While women currently only make up about 7 percent of the Corps, Navy Secretary Ray Mabus wants to increase that number to 25% (a 1 in 4 ratio). And he knows there’s no better way to show talented female troops his commitment to their ability to serve both their country and their families, than to make it possible for them to come back to work with ease, as a matter of course, and with a sense of pride. We couldn’t agree more!
If you’re proud of the US Navy & Marine Corps for this progressive new policy, snap a photo in front of an American flag or landmark #ItsWorkingInTheUS.
Even celebrity moms see the problem with how It’s Working for working parents in the United States. A-list actress and Guardians of the Galaxy star Zoe Saldana says studios “spend more money sometimes ‘perking up’ male superstars” suggesting that they are showered with lavish benefits such as jets and yachts, “But then a woman comes in going, ‘OK I have a child… And then they go ‘Nope, we don’t pay for nannies.’”
After nearly losing her job as a result of her pregnancy, she was stuck working long hours without paid child care for her newborn twins. If someone as successful as Saldana is struggling with coming back to work with ease and as a matter of course, isn’t it time for a change in employer priorities?
Changes may be afoot for the GOP on how they handle a growing group of voters: working women.
“Every parent who works has been through the day-care nightmare,” said Douglas Holtz-Eakin, who was the senior economic policy adviser to McCain (R-Ariz.) during the 2008 election. “This has been underappreciated by Republican candidates in part and conservatives in general. They think this stuff is automatic.”
And working mothers are changing the way they vote: “Three elections ago, nearly half of all working mothers chose George W. Bush.
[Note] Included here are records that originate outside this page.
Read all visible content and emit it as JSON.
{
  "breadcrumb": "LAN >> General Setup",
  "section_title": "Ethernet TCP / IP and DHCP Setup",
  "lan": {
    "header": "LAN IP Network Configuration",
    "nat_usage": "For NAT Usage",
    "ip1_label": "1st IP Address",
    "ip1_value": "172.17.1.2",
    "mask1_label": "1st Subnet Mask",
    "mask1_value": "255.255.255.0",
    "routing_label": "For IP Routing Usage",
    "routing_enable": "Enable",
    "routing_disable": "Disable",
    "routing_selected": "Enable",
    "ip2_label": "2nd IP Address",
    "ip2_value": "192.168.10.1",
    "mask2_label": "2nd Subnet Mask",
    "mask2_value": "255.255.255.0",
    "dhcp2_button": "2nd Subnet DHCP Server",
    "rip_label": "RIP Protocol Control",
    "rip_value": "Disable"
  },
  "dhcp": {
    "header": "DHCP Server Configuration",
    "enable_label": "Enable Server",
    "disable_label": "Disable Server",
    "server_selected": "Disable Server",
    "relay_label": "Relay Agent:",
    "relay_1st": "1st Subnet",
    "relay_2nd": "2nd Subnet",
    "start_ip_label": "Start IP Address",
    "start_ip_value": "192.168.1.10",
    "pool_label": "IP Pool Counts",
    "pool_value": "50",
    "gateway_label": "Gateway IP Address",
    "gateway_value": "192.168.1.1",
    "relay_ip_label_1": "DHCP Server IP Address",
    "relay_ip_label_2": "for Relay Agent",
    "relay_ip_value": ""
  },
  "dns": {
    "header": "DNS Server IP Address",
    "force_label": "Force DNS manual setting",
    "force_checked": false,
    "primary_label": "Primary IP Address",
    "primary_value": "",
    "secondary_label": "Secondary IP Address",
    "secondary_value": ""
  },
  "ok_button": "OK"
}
In 2008, the share dropped to 40 percent for Sen. John McCain. By 2012, only about a third backed Mitt Romney.”
The best way to connect with working women? Come up with some family-friendly proposals, say both voters and consultants alike. Then start owning the issue, rather than assuming each family has a stay-at-home parent and it’s always the woman opting in to do so.
Maybe this Father’s Day we should think about getting our dads something a bit more long lasting, a little more meaningful: like a true paternity leave policy.
In today’s Roll Call, Rebecca Gale speaks with author Scott Behson about how more men can speak up within their workplace to ask for paternity leave. There is a lot to be said for leading by example, more men are likely to take paternity leave if they see a supervisor do it.
Behson’s advice: “Take the initiative to help plan how the company will handle your absence, including working ahead, training temporary replacements or delegating tasks now, so people can operate without you for a few weeks.”
“FLEXIN’ on Fathers Day,” the musician, 34, captioned the photo. “#HappyFathersDay to ALL of the Dads out there from the newest member of the Daddy Fraternity.’
Silas, son of Timberlake and his wife, actress Jessica Biel, is decked out in blue KicKee Pants coverall with an adorable “I Love Dad” stitched over his tush.